* _WORK TO COMPLETE_
Set the listing down again in full, word for word, with the pictures left out.

_ _ _

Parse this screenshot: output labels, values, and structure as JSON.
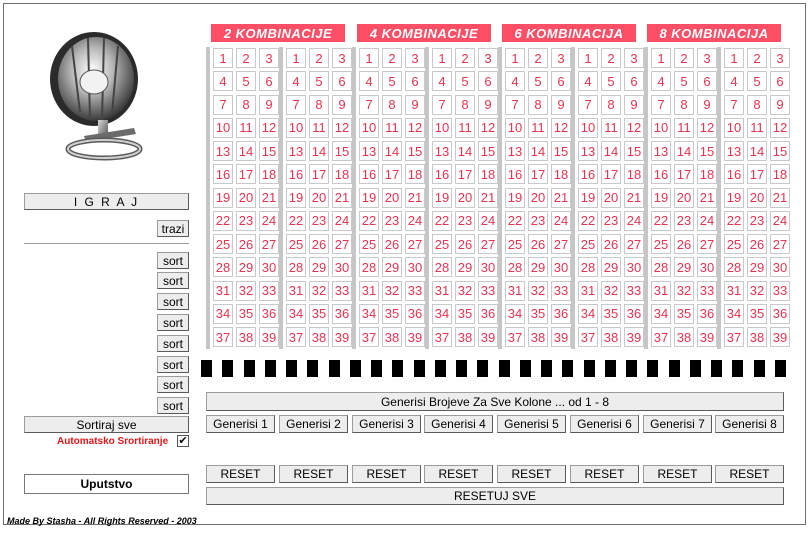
{
  "colors": {
    "accent": "#ff4f66",
    "number_red": "#e53552",
    "auto_label_red": "#e0171b",
    "button_bg": "#ededed"
  },
  "left": {
    "image": "lottery-drum-icon",
    "igraj_label": "I G R A J",
    "trazi_label": "trazi",
    "sort_label": "sort",
    "sortiraj_label": "Sortiraj sve",
    "auto_sort_label": "Automatsko Srortiranje",
    "auto_sort_checked": true,
    "uputstvo_label": "Uputstvo"
  },
  "headers": [
    "2 KOMBINACIJE",
    "4 KOMBINACIJE",
    "6 KOMBINACIJA",
    "8 KOMBINACIJA"
  ],
  "numbers": [
    1,
    2,
    3,
    4,
    5,
    6,
    7,
    8,
    9,
    10,
    11,
    12,
    13,
    14,
    15,
    16,
    17,
    18,
    19,
    20,
    21,
    22,
    23,
    24,
    25,
    26,
    27,
    28,
    29,
    30,
    31,
    32,
    33,
    34,
    35,
    36,
    37,
    38,
    39
  ],
  "generate_all_label": "Generisi Brojeve Za Sve Kolone ... od 1 - 8",
  "generate_buttons": [
    "Generisi 1",
    "Generisi 2",
    "Generisi 3",
    "Generisi 4",
    "Generisi 5",
    "Generisi 6",
    "Generisi 7",
    "Generisi 8"
  ],
  "reset_label": "RESET",
  "reset_all_label": "RESETUJ SVE",
  "footer": "Made By Stasha - All Rights Reserved - 2003"
}
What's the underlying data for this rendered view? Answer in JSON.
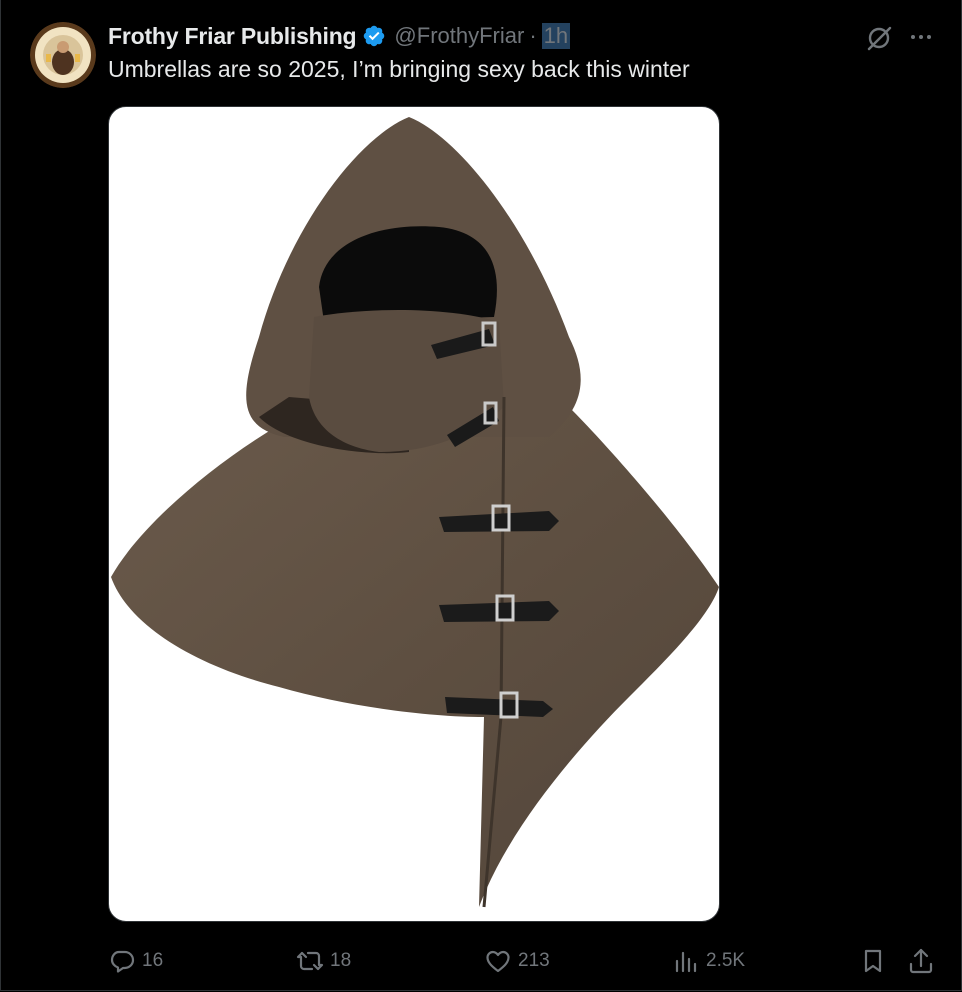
{
  "post": {
    "author_name": "Frothy Friar Publishing",
    "handle": "@FrothyFriar",
    "separator": "·",
    "time": "1h",
    "text": "Umbrellas are so 2025, I’m bringing sexy back this winter",
    "verified": true
  },
  "image": {
    "subject": "brown-hooded-cowl-with-buckles"
  },
  "actions": {
    "replies": "16",
    "reposts": "18",
    "likes": "213",
    "views": "2.5K"
  },
  "colors": {
    "background": "#000000",
    "text_primary": "#e7e9ea",
    "text_secondary": "#71767b",
    "verified_blue": "#1d9bf0",
    "selection": "#24425f"
  },
  "icons": [
    "reply-icon",
    "repost-icon",
    "like-icon",
    "views-icon",
    "bookmark-icon",
    "share-icon",
    "grok-icon",
    "more-icon",
    "verified-badge-icon"
  ]
}
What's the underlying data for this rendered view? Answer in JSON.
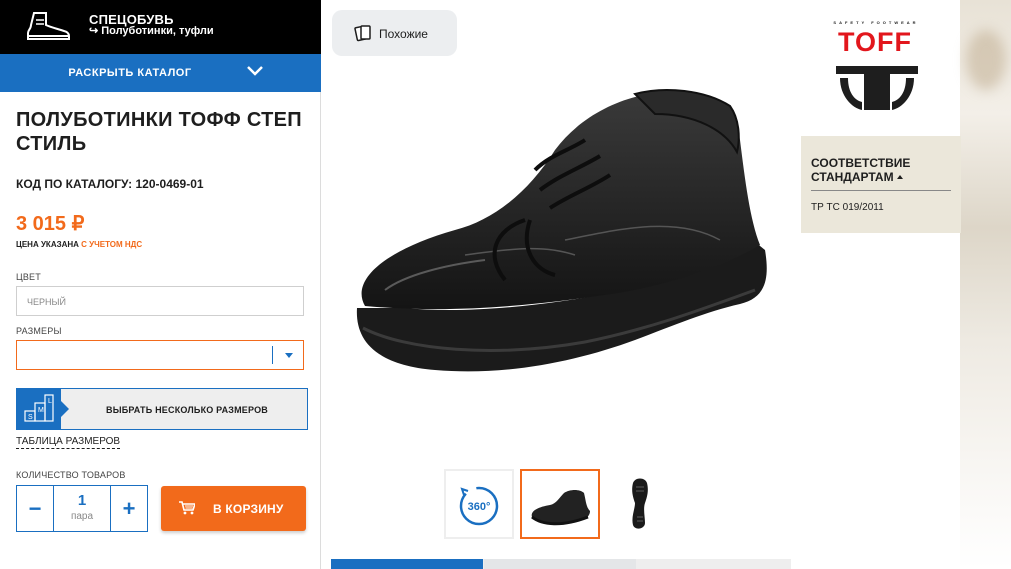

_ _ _

* _TASK RESULT_
Parse this screenshot: output labels, values, and structure as JSON.
{
  "colors": {
    "accent": "#ff4f66",
    "number_red": "#e53552",
    "auto_label_red": "#e0171b",
    "button_bg": "#ededed"
  },
  "left": {
    "image": "lottery-drum-icon",
    "igraj_label": "I G R A J",
    "trazi_label": "trazi",
    "sort_label": "sort",
    "sortiraj_label": "Sortiraj sve",
    "auto_sort_label": "Automatsko Srortiranje",
    "auto_sort_checked": true,
    "uputstvo_label": "Uputstvo"
  },
  "headers": [
    "2 KOMBINACIJE",
    "4 KOMBINACIJE",
    "6 KOMBINACIJA",
    "8 KOMBINACIJA"
  ],
  "numbers": [
    1,
    2,
    3,
    4,
    5,
    6,
    7,
    8,
    9,
    10,
    11,
    12,
    13,
    14,
    15,
    16,
    17,
    18,
    19,
    20,
    21,
    22,
    23,
    24,
    25,
    26,
    27,
    28,
    29,
    30,
    31,
    32,
    33,
    34,
    35,
    36,
    37,
    38,
    39
  ],
  "generate_all_label": "Generisi Brojeve Za Sve Kolone ... od 1 - 8",
  "generate_buttons": [
    "Generisi 1",
    "Generisi 2",
    "Generisi 3",
    "Generisi 4",
    "Generisi 5",
    "Generisi 6",
    "Generisi 7",
    "Generisi 8"
  ],
  "reset_label": "RESET",
  "reset_all_label": "RESETUJ SVE",
  "footer": "Made By Stasha - All Rights Reserved - 2003"
}
What's the underlying data for this rendered view? Answer in JSON.
{
  "post": {
    "author_name": "Frothy Friar Publishing",
    "handle": "@FrothyFriar",
    "separator": "·",
    "time": "1h",
    "text": "Umbrellas are so 2025, I’m bringing sexy back this winter",
    "verified": true
  },
  "image": {
    "subject": "brown-hooded-cowl-with-buckles"
  },
  "actions": {
    "replies": "16",
    "reposts": "18",
    "likes": "213",
    "views": "2.5K"
  },
  "colors": {
    "background": "#000000",
    "text_primary": "#e7e9ea",
    "text_secondary": "#71767b",
    "verified_blue": "#1d9bf0",
    "selection": "#24425f"
  },
  "icons": [
    "reply-icon",
    "repost-icon",
    "like-icon",
    "views-icon",
    "bookmark-icon",
    "share-icon",
    "grok-icon",
    "more-icon",
    "verified-badge-icon"
  ]
}
What's the underlying data for this rendered view? Answer in JSON.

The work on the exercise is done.